━━ SUPPLIED MATERIAL

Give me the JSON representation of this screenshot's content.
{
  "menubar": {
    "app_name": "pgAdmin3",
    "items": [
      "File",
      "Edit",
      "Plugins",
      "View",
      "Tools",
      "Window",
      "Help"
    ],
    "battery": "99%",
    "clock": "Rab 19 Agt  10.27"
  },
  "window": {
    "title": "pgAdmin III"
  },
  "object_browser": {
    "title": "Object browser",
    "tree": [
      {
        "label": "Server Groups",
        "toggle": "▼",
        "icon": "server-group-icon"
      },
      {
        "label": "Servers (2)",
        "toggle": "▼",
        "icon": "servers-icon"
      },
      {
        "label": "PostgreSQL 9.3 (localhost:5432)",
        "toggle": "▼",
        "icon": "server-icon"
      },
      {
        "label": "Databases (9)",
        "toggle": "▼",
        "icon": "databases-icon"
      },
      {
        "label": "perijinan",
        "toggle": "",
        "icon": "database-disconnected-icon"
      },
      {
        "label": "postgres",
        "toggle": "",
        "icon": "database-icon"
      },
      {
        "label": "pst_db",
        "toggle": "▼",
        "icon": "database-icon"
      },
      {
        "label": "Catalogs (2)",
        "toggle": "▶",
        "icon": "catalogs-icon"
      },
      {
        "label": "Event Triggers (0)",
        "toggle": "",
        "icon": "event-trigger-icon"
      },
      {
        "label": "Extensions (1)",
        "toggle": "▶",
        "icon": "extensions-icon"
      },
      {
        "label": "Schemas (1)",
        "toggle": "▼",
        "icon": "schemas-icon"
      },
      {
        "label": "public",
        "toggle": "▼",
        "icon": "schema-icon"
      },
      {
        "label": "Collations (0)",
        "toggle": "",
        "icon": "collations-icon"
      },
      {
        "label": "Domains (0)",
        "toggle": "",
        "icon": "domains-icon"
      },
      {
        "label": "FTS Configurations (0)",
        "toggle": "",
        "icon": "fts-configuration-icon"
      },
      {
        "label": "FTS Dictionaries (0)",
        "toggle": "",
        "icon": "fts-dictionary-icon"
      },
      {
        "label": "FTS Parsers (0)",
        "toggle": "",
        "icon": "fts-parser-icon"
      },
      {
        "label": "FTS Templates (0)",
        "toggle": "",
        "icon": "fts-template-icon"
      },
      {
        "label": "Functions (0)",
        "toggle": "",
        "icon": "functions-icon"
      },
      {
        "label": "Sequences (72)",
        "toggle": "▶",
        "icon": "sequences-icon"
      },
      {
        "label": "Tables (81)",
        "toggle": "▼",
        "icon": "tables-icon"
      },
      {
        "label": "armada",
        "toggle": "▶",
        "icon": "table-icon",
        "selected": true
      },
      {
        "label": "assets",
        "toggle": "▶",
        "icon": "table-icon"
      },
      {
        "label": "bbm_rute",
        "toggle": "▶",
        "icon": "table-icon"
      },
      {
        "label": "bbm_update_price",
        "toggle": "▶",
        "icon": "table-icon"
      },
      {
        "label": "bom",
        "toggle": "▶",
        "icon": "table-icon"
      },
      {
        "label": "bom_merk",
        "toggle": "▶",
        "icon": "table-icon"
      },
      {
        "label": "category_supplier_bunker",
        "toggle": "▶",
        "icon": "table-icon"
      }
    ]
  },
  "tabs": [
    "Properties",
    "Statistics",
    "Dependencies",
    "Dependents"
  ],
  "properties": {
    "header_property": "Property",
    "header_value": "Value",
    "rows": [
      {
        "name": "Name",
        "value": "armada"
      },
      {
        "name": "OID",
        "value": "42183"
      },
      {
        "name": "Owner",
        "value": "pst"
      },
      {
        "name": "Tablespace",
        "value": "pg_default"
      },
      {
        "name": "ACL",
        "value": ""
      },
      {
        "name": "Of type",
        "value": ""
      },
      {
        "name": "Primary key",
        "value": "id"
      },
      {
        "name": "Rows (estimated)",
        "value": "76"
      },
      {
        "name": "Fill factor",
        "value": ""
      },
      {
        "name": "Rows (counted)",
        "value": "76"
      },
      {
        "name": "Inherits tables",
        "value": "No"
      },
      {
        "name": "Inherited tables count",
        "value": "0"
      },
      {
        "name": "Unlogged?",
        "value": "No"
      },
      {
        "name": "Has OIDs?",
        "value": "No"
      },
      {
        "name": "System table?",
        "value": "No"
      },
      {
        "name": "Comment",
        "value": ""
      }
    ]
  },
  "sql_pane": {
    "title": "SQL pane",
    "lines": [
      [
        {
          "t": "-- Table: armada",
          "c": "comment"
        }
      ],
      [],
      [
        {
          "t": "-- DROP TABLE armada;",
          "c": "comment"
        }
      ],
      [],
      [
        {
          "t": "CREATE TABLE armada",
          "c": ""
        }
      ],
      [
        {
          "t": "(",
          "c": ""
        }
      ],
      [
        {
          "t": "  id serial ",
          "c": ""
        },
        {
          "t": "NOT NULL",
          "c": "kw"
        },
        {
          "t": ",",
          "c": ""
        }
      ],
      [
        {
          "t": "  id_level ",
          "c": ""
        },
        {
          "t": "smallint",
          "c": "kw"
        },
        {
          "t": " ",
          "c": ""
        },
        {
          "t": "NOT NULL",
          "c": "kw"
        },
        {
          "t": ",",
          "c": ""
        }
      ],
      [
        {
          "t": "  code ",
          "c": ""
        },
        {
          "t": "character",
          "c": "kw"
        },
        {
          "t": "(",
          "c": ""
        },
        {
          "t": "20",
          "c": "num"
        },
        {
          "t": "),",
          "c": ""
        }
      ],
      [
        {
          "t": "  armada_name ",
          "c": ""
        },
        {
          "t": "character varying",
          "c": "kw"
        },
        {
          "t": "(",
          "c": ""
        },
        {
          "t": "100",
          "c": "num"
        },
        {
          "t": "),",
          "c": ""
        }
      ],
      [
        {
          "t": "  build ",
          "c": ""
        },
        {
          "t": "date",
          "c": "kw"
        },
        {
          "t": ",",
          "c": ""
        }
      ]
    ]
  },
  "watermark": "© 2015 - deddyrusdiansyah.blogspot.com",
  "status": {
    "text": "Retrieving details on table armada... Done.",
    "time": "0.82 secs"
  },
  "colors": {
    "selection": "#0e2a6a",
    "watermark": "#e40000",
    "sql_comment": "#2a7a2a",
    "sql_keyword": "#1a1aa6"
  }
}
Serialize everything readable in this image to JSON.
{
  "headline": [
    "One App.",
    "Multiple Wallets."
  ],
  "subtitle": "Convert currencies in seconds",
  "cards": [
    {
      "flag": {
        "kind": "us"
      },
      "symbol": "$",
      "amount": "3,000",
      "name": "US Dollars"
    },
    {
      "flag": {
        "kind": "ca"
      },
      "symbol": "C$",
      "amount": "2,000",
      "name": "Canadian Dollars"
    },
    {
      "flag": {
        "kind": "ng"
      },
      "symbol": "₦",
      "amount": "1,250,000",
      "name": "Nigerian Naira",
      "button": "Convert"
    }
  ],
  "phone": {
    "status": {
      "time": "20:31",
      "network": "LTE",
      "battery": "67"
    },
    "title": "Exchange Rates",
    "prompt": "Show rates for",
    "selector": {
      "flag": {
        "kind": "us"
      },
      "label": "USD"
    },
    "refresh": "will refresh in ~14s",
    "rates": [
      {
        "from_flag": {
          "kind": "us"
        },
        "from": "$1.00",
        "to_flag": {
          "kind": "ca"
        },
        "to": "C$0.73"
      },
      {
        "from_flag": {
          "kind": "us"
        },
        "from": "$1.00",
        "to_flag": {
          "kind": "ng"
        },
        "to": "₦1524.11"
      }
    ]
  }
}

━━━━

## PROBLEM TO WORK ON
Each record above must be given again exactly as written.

## SOLUTION
Give me the JSON representation of this screenshot's content.
{
  "menubar": {
    "app_name": "pgAdmin3",
    "items": [
      "File",
      "Edit",
      "Plugins",
      "View",
      "Tools",
      "Window",
      "Help"
    ],
    "battery": "99%",
    "clock": "Rab 19 Agt  10.27"
  },
  "window": {
    "title": "pgAdmin III"
  },
  "object_browser": {
    "title": "Object browser",
    "tree": [
      {
        "label": "Server Groups",
        "toggle": "▼",
        "icon": "server-group-icon"
      },
      {
        "label": "Servers (2)",
        "toggle": "▼",
        "icon": "servers-icon"
      },
      {
        "label": "PostgreSQL 9.3 (localhost:5432)",
        "toggle": "▼",
        "icon": "server-icon"
      },
      {
        "label": "Databases (9)",
        "toggle": "▼",
        "icon": "databases-icon"
      },
      {
        "label": "perijinan",
        "toggle": "",
        "icon": "database-disconnected-icon"
      },
      {
        "label": "postgres",
        "toggle": "",
        "icon": "database-icon"
      },
      {
        "label": "pst_db",
        "toggle": "▼",
        "icon": "database-icon"
      },
      {
        "label": "Catalogs (2)",
        "toggle": "▶",
        "icon": "catalogs-icon"
      },
      {
        "label": "Event Triggers (0)",
        "toggle": "",
        "icon": "event-trigger-icon"
      },
      {
        "label": "Extensions (1)",
        "toggle": "▶",
        "icon": "extensions-icon"
      },
      {
        "label": "Schemas (1)",
        "toggle": "▼",
        "icon": "schemas-icon"
      },
      {
        "label": "public",
        "toggle": "▼",
        "icon": "schema-icon"
      },
      {
        "label": "Collations (0)",
        "toggle": "",
        "icon": "collations-icon"
      },
      {
        "label": "Domains (0)",
        "toggle": "",
        "icon": "domains-icon"
      },
      {
        "label": "FTS Configurations (0)",
        "toggle": "",
        "icon": "fts-configuration-icon"
      },
      {
        "label": "FTS Dictionaries (0)",
        "toggle": "",
        "icon": "fts-dictionary-icon"
      },
      {
        "label": "FTS Parsers (0)",
        "toggle": "",
        "icon": "fts-parser-icon"
      },
      {
        "label": "FTS Templates (0)",
        "toggle": "",
        "icon": "fts-template-icon"
      },
      {
        "label": "Functions (0)",
        "toggle": "",
        "icon": "functions-icon"
      },
      {
        "label": "Sequences (72)",
        "toggle": "▶",
        "icon": "sequences-icon"
      },
      {
        "label": "Tables (81)",
        "toggle": "▼",
        "icon": "tables-icon"
      },
      {
        "label": "armada",
        "toggle": "▶",
        "icon": "table-icon",
        "selected": true
      },
      {
        "label": "assets",
        "toggle": "▶",
        "icon": "table-icon"
      },
      {
        "label": "bbm_rute",
        "toggle": "▶",
        "icon": "table-icon"
      },
      {
        "label": "bbm_update_price",
        "toggle": "▶",
        "icon": "table-icon"
      },
      {
        "label": "bom",
        "toggle": "▶",
        "icon": "table-icon"
      },
      {
        "label": "bom_merk",
        "toggle": "▶",
        "icon": "table-icon"
      },
      {
        "label": "category_supplier_bunker",
        "toggle": "▶",
        "icon": "table-icon"
      }
    ]
  },
  "tabs": [
    "Properties",
    "Statistics",
    "Dependencies",
    "Dependents"
  ],
  "properties": {
    "header_property": "Property",
    "header_value": "Value",
    "rows": [
      {
        "name": "Name",
        "value": "armada"
      },
      {
        "name": "OID",
        "value": "42183"
      },
      {
        "name": "Owner",
        "value": "pst"
      },
      {
        "name": "Tablespace",
        "value": "pg_default"
      },
      {
        "name": "ACL",
        "value": ""
      },
      {
        "name": "Of type",
        "value": ""
      },
      {
        "name": "Primary key",
        "value": "id"
      },
      {
        "name": "Rows (estimated)",
        "value": "76"
      },
      {
        "name": "Fill factor",
        "value": ""
      },
      {
        "name": "Rows (counted)",
        "value": "76"
      },
      {
        "name": "Inherits tables",
        "value": "No"
      },
      {
        "name": "Inherited tables count",
        "value": "0"
      },
      {
        "name": "Unlogged?",
        "value": "No"
      },
      {
        "name": "Has OIDs?",
        "value": "No"
      },
      {
        "name": "System table?",
        "value": "No"
      },
      {
        "name": "Comment",
        "value": ""
      }
    ]
  },
  "sql_pane": {
    "title": "SQL pane",
    "lines": [
      [
        {
          "t": "-- Table: armada",
          "c": "comment"
        }
      ],
      [],
      [
        {
          "t": "-- DROP TABLE armada;",
          "c": "comment"
        }
      ],
      [],
      [
        {
          "t": "CREATE TABLE armada",
          "c": ""
        }
      ],
      [
        {
          "t": "(",
          "c": ""
        }
      ],
      [
        {
          "t": "  id serial ",
          "c": ""
        },
        {
          "t": "NOT NULL",
          "c": "kw"
        },
        {
          "t": ",",
          "c": ""
        }
      ],
      [
        {
          "t": "  id_level ",
          "c": ""
        },
        {
          "t": "smallint",
          "c": "kw"
        },
        {
          "t": " ",
          "c": ""
        },
        {
          "t": "NOT NULL",
          "c": "kw"
        },
        {
          "t": ",",
          "c": ""
        }
      ],
      [
        {
          "t": "  code ",
          "c": ""
        },
        {
          "t": "character",
          "c": "kw"
        },
        {
          "t": "(",
          "c": ""
        },
        {
          "t": "20",
          "c": "num"
        },
        {
          "t": "),",
          "c": ""
        }
      ],
      [
        {
          "t": "  armada_name ",
          "c": ""
        },
        {
          "t": "character varying",
          "c": "kw"
        },
        {
          "t": "(",
          "c": ""
        },
        {
          "t": "100",
          "c": "num"
        },
        {
          "t": "),",
          "c": ""
        }
      ],
      [
        {
          "t": "  build ",
          "c": ""
        },
        {
          "t": "date",
          "c": "kw"
        },
        {
          "t": ",",
          "c": ""
        }
      ]
    ]
  },
  "watermark": "© 2015 - deddyrusdiansyah.blogspot.com",
  "status": {
    "text": "Retrieving details on table armada... Done.",
    "time": "0.82 secs"
  },
  "colors": {
    "selection": "#0e2a6a",
    "watermark": "#e40000",
    "sql_comment": "#2a7a2a",
    "sql_keyword": "#1a1aa6"
  }
}
Serialize everything readable in this image to JSON.
{
  "headline": [
    "One App.",
    "Multiple Wallets."
  ],
  "subtitle": "Convert currencies in seconds",
  "cards": [
    {
      "flag": {
        "kind": "us"
      },
      "symbol": "$",
      "amount": "3,000",
      "name": "US Dollars"
    },
    {
      "flag": {
        "kind": "ca"
      },
      "symbol": "C$",
      "amount": "2,000",
      "name": "Canadian Dollars"
    },
    {
      "flag": {
        "kind": "ng"
      },
      "symbol": "₦",
      "amount": "1,250,000",
      "name": "Nigerian Naira",
      "button": "Convert"
    }
  ],
  "phone": {
    "status": {
      "time": "20:31",
      "network": "LTE",
      "battery": "67"
    },
    "title": "Exchange Rates",
    "prompt": "Show rates for",
    "selector": {
      "flag": {
        "kind": "us"
      },
      "label": "USD"
    },
    "refresh": "will refresh in ~14s",
    "rates": [
      {
        "from_flag": {
          "kind": "us"
        },
        "from": "$1.00",
        "to_flag": {
          "kind": "ca"
        },
        "to": "C$0.73"
      },
      {
        "from_flag": {
          "kind": "us"
        },
        "from": "$1.00",
        "to_flag": {
          "kind": "ng"
        },
        "to": "₦1524.11"
      }
    ]
  }
}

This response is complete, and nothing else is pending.